Exercise: Here are some entries; quote each one exactly.

(Excerpts from an interface dataset)
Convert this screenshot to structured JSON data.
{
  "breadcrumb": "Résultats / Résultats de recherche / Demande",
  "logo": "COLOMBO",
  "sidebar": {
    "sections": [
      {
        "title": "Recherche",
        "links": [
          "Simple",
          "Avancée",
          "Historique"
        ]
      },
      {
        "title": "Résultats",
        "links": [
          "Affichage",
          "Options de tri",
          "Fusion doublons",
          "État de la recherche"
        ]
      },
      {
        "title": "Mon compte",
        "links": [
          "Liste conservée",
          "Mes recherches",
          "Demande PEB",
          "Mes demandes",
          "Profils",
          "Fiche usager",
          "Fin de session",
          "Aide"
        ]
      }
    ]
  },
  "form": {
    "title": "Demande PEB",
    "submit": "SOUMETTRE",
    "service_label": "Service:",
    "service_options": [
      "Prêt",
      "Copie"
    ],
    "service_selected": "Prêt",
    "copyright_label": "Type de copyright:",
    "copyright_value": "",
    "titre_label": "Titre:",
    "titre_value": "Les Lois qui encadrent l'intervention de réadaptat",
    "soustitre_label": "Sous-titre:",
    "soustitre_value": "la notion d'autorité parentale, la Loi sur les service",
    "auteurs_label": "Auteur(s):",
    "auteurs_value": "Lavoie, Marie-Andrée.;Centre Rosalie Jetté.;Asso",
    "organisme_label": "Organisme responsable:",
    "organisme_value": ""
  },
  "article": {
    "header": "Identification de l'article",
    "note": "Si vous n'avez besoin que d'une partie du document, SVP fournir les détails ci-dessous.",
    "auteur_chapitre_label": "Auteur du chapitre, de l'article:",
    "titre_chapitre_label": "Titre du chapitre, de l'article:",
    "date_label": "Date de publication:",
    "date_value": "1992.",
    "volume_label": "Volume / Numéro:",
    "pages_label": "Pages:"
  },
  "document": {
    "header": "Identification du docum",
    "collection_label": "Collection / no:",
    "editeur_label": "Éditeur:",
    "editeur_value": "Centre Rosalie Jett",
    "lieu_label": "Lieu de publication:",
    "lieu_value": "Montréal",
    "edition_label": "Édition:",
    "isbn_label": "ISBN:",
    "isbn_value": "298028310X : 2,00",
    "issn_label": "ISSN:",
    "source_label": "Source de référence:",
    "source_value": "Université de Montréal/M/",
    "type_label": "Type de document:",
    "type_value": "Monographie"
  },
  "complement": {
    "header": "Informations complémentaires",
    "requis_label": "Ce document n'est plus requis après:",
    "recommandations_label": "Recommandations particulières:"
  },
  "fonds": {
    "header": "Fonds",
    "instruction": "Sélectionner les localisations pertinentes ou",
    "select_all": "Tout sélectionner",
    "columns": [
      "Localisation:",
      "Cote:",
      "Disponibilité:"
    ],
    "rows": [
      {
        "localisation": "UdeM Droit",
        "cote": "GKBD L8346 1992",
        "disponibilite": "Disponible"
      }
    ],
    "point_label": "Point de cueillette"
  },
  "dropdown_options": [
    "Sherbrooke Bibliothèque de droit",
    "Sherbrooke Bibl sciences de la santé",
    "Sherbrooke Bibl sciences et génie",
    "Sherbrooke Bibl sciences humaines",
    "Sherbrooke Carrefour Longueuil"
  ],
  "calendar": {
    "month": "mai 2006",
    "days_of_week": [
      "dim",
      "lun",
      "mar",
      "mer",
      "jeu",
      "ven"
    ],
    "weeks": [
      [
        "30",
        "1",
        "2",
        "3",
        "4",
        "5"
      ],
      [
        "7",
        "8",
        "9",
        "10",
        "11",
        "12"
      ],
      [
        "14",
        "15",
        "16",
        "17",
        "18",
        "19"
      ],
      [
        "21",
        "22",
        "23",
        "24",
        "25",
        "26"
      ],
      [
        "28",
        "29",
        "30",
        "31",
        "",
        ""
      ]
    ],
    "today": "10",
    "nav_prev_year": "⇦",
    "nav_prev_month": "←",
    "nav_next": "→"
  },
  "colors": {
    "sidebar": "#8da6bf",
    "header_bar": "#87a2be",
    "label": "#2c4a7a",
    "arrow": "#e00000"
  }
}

Result below:
Convert this screenshot to structured JSON data.
{
  "breadcrumb": "Résultats / Résultats de recherche / Demande",
  "logo": "COLOMBO",
  "sidebar": {
    "sections": [
      {
        "title": "Recherche",
        "links": [
          "Simple",
          "Avancée",
          "Historique"
        ]
      },
      {
        "title": "Résultats",
        "links": [
          "Affichage",
          "Options de tri",
          "Fusion doublons",
          "État de la recherche"
        ]
      },
      {
        "title": "Mon compte",
        "links": [
          "Liste conservée",
          "Mes recherches",
          "Demande PEB",
          "Mes demandes",
          "Profils",
          "Fiche usager",
          "Fin de session",
          "Aide"
        ]
      }
    ]
  },
  "form": {
    "title": "Demande PEB",
    "submit": "SOUMETTRE",
    "service_label": "Service:",
    "service_options": [
      "Prêt",
      "Copie"
    ],
    "service_selected": "Prêt",
    "copyright_label": "Type de copyright:",
    "copyright_value": "",
    "titre_label": "Titre:",
    "titre_value": "Les Lois qui encadrent l'intervention de réadaptat",
    "soustitre_label": "Sous-titre:",
    "soustitre_value": "la notion d'autorité parentale, la Loi sur les service",
    "auteurs_label": "Auteur(s):",
    "auteurs_value": "Lavoie, Marie-Andrée.;Centre Rosalie Jetté.;Asso",
    "organisme_label": "Organisme responsable:",
    "organisme_value": ""
  },
  "article": {
    "header": "Identification de l'article",
    "note": "Si vous n'avez besoin que d'une partie du document, SVP fournir les détails ci-dessous.",
    "auteur_chapitre_label": "Auteur du chapitre, de l'article:",
    "titre_chapitre_label": "Titre du chapitre, de l'article:",
    "date_label": "Date de publication:",
    "date_value": "1992.",
    "volume_label": "Volume / Numéro:",
    "pages_label": "Pages:"
  },
  "document": {
    "header": "Identification du docum",
    "collection_label": "Collection / no:",
    "editeur_label": "Éditeur:",
    "editeur_value": "Centre Rosalie Jett",
    "lieu_label": "Lieu de publication:",
    "lieu_value": "Montréal",
    "edition_label": "Édition:",
    "isbn_label": "ISBN:",
    "isbn_value": "298028310X : 2,00",
    "issn_label": "ISSN:",
    "source_label": "Source de référence:",
    "source_value": "Université de Montréal/M/",
    "type_label": "Type de document:",
    "type_value": "Monographie"
  },
  "complement": {
    "header": "Informations complémentaires",
    "requis_label": "Ce document n'est plus requis après:",
    "recommandations_label": "Recommandations particulières:"
  },
  "fonds": {
    "header": "Fonds",
    "instruction": "Sélectionner les localisations pertinentes ou",
    "select_all": "Tout sélectionner",
    "columns": [
      "Localisation:",
      "Cote:",
      "Disponibilité:"
    ],
    "rows": [
      {
        "localisation": "UdeM Droit",
        "cote": "GKBD L8346 1992",
        "disponibilite": "Disponible"
      }
    ],
    "point_label": "Point de cueillette"
  },
  "dropdown_options": [
    "Sherbrooke Bibliothèque de droit",
    "Sherbrooke Bibl sciences de la santé",
    "Sherbrooke Bibl sciences et génie",
    "Sherbrooke Bibl sciences humaines",
    "Sherbrooke Carrefour Longueuil"
  ],
  "calendar": {
    "month": "mai 2006",
    "days_of_week": [
      "dim",
      "lun",
      "mar",
      "mer",
      "jeu",
      "ven"
    ],
    "weeks": [
      [
        "30",
        "1",
        "2",
        "3",
        "4",
        "5"
      ],
      [
        "7",
        "8",
        "9",
        "10",
        "11",
        "12"
      ],
      [
        "14",
        "15",
        "16",
        "17",
        "18",
        "19"
      ],
      [
        "21",
        "22",
        "23",
        "24",
        "25",
        "26"
      ],
      [
        "28",
        "29",
        "30",
        "31",
        "",
        ""
      ]
    ],
    "today": "10",
    "nav_prev_year": "⇦",
    "nav_prev_month": "←",
    "nav_next": "→"
  },
  "colors": {
    "sidebar": "#8da6bf",
    "header_bar": "#87a2be",
    "label": "#2c4a7a",
    "arrow": "#e00000"
  }
}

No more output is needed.